IT MIGHT be shocking to some people that this is still happening.
Gay conversion therapy sounds like something from yesteryear, a bizarre and dehumanising practice decades out of fashion, like racial segregation.
Yet, it’s still happening .
So the fact that there are two movies out this year about teen gay conversion shouldn’t really stun — it’s more a horrid reality that these films are still chillingly relevant.
Boy Erased is the second of these movies (The Miseducation of Cameron Post is the other), a haunting and emotionally resonant film starring Lucas Hedges, Nicole Kidman and Russell Crowe, and directed by Joel Edgerton.
Based on the memoirs of American Garrard Conley, the film, set in the early 2000s, is centred on Jared Eamons (Hedges), a young man who grew up in a loving Baptist household. His father (Crowe) is the owner of a car lot and a preacher with traditional views while his mother (Kidman) is a supportive wife and mum.
Jared is a well-adjusted kid — his parents describe him as “fine, upstanding and honest” — but he’s also secretly gay, something that’s cemented for him when he goes to college.
When Jared is outed to his parents, they turn to other members of their church and decide to send him to conversion therapy, a program run by a man named Victor Sykes (Edgerton).
The program is what you expect, some bulls**t hodgepodge pop-psychiatry mixed in with bible-thumping, designed to its scare its participants “straight” with proclamations of eternal damnation.
Sykes is an old-school bully, banging the metaphorical and literal pulpit with his false message, trying to dominate vulnerable people, including characters played by Troye Sivan, Xavier Dolan and Jesse LaTourette.
While the interactions between the kids and Sykes are horrifying, it also doesn’t veer from what you’d expect in such scenes, its predictability one of the film’s flaws.
The most compelling aspect of Boy Erased comes from the relationships between Jared and his parents, especially his mother Nancy, thanks to a stunningly humanist performance from Kidman.
As a character, Nancy’s develops from a “good” woman who followed her husband’s edict to someone with the guts to challenge the establishment. It’s an extraordinary performance for Kidman, who never overplays something that could easily be trite.
It also grounds the idea that your parents can truly love and care for you and still put you through hell.
Similarly, Crowe’s role, albeit smaller, is imbued with so much empathy, it’s hard to look away.
Despite Hedges’ talent, if anyone, it’s Jared who feels emotionally distant from the audience — he feels like a character that’s only 80 per cent there.

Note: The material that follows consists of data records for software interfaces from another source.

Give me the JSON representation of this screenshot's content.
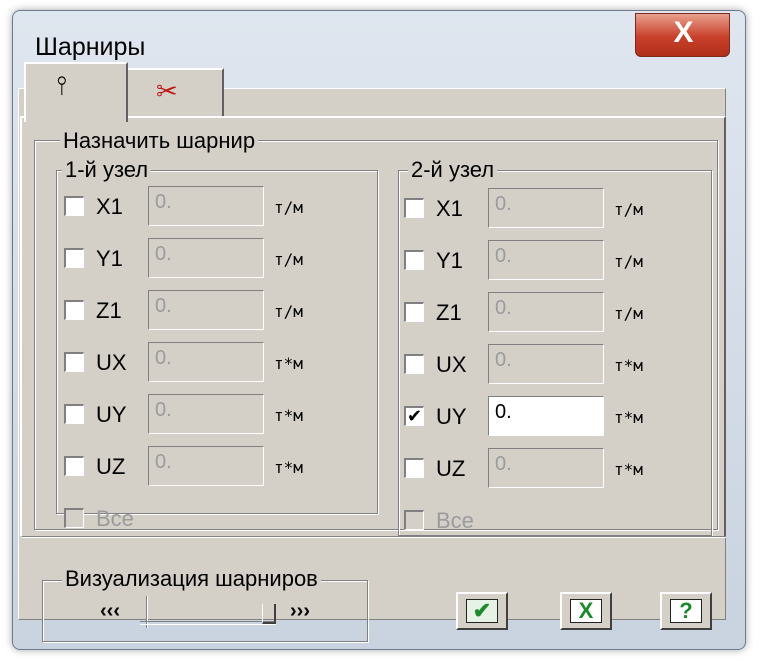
{
  "window": {
    "title": "Шарниры",
    "close_glyph": "X"
  },
  "tabs": [
    {
      "icon": "hinge-icon",
      "glyph": "⫯",
      "color": "#000000"
    },
    {
      "icon": "scissors-icon",
      "glyph": "✂",
      "color": "#c01818"
    }
  ],
  "assign_group": {
    "label": "Назначить шарнир"
  },
  "node1": {
    "label": "1-й узел",
    "rows": [
      {
        "name": "X1",
        "value": "0.",
        "unit": "т/м",
        "checked": false,
        "enabled": false
      },
      {
        "name": "Y1",
        "value": "0.",
        "unit": "т/м",
        "checked": false,
        "enabled": false
      },
      {
        "name": "Z1",
        "value": "0.",
        "unit": "т/м",
        "checked": false,
        "enabled": false
      },
      {
        "name": "UX",
        "value": "0.",
        "unit": "т*м",
        "checked": false,
        "enabled": false
      },
      {
        "name": "UY",
        "value": "0.",
        "unit": "т*м",
        "checked": false,
        "enabled": false
      },
      {
        "name": "UZ",
        "value": "0.",
        "unit": "т*м",
        "checked": false,
        "enabled": false
      }
    ],
    "all_label": "Все"
  },
  "node2": {
    "label": "2-й узел",
    "rows": [
      {
        "name": "X1",
        "value": "0.",
        "unit": "т/м",
        "checked": false,
        "enabled": false
      },
      {
        "name": "Y1",
        "value": "0.",
        "unit": "т/м",
        "checked": false,
        "enabled": false
      },
      {
        "name": "Z1",
        "value": "0.",
        "unit": "т/м",
        "checked": false,
        "enabled": false
      },
      {
        "name": "UX",
        "value": "0.",
        "unit": "т*м",
        "checked": false,
        "enabled": false
      },
      {
        "name": "UY",
        "value": "0.",
        "unit": "т*м",
        "checked": true,
        "enabled": true
      },
      {
        "name": "UZ",
        "value": "0.",
        "unit": "т*м",
        "checked": false,
        "enabled": false
      }
    ],
    "all_label": "Все"
  },
  "visualization": {
    "label": "Визуализация шарниров",
    "left_arrow": "‹‹‹",
    "right_arrow": "›››",
    "level": 1.0
  },
  "buttons": {
    "apply": {
      "icon": "apply-icon",
      "glyph": "✔",
      "color": "#1a8a2a"
    },
    "cancel": {
      "icon": "cancel-icon",
      "glyph": "X",
      "color": "#1a8a2a"
    },
    "help": {
      "icon": "help-icon",
      "glyph": "?",
      "color": "#1a8a2a"
    }
  }
}
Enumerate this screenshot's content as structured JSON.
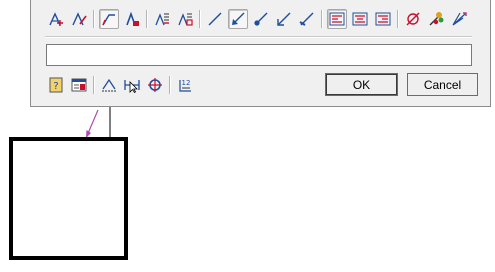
{
  "toolbar1": {
    "icons": [
      "text-add-icon",
      "text-edit-icon",
      "leader-text-icon",
      "text-bold-leader-icon",
      "text-stack-icon",
      "text-stack-box-icon",
      "line-plain-icon",
      "leader-arrow-icon",
      "leader-dot-icon",
      "leader-open-arrow-icon",
      "leader-slash-icon",
      "align-left-icon",
      "align-center-icon",
      "align-right-icon",
      "diameter-symbol-icon",
      "color-fill-icon",
      "multi-leader-icon"
    ]
  },
  "toolbar2": {
    "icons": [
      "help-book-icon",
      "property-editor-icon",
      "ruler-scale-icon",
      "move-cursor-icon",
      "target-snap-icon",
      "superscript-icon"
    ]
  },
  "text_field": {
    "value": ""
  },
  "buttons": {
    "ok": "OK",
    "cancel": "Cancel"
  },
  "colors": {
    "dialog_bg": "#f0f0f0",
    "leader": "#b04ab0",
    "accent_red": "#c8102e",
    "icon_blue": "#1f4e9c"
  }
}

Ditto the rest of the kids forced into the conversion program.
The Miseducation of Cameron Post was able to bring some levity to an appalling experience and delved into the minds of the young characters better. And the satirical 1999 film But I’m A Cheerleader remains the exemplar of non-documentary conversion camp dramas.
But Edgerton has made an effective movie and a significant story with wonderfully rich performances — casting Kidman will automatically give you that — a movie that will stay with you.